- YOUR TASK: Every line of the records below that holds the word "lewishamilton" belongs in the answer.

┌──

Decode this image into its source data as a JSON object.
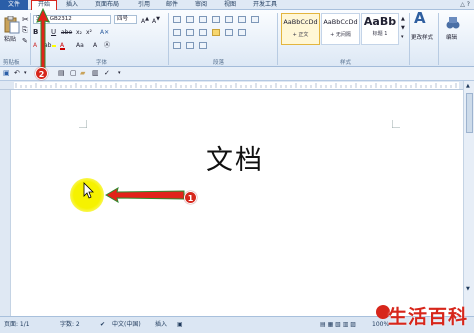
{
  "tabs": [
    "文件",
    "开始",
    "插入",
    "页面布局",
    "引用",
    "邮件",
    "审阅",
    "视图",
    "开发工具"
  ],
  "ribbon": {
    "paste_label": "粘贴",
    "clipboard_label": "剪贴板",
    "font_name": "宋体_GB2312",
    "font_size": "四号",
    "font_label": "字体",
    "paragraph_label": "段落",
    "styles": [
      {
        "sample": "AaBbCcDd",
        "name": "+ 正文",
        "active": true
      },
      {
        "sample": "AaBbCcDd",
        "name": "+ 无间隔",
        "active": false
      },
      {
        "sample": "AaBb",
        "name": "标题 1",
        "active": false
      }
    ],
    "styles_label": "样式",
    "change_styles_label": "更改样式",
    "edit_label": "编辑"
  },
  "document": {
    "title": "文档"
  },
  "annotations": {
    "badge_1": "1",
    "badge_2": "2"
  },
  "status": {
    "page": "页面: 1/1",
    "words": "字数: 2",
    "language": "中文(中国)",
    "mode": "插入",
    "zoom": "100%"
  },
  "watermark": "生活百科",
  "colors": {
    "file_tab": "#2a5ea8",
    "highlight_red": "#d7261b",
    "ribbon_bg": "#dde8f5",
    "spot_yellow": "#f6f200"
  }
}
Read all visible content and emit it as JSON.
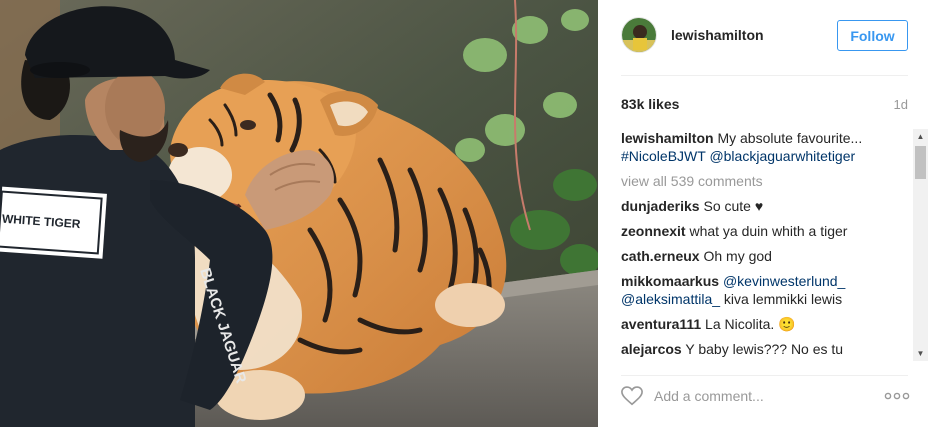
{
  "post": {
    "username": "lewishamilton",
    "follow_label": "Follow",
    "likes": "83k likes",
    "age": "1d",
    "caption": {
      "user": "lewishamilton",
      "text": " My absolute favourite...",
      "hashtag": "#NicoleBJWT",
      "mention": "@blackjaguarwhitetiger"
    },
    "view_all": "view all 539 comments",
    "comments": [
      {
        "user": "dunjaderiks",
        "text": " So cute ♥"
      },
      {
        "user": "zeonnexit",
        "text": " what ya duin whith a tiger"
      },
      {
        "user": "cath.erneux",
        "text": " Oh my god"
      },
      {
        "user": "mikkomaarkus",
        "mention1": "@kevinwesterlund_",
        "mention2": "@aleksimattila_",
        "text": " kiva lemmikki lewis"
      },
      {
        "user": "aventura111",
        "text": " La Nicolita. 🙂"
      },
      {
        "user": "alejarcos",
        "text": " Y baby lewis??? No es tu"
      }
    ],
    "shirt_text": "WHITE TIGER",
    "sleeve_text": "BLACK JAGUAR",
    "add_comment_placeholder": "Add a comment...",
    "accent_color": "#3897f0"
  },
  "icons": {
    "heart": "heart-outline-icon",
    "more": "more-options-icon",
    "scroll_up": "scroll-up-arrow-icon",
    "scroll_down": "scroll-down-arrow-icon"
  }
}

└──

- WRITTEN ANSWER:
    "username": "lewishamilton",
      "user": "lewishamilton",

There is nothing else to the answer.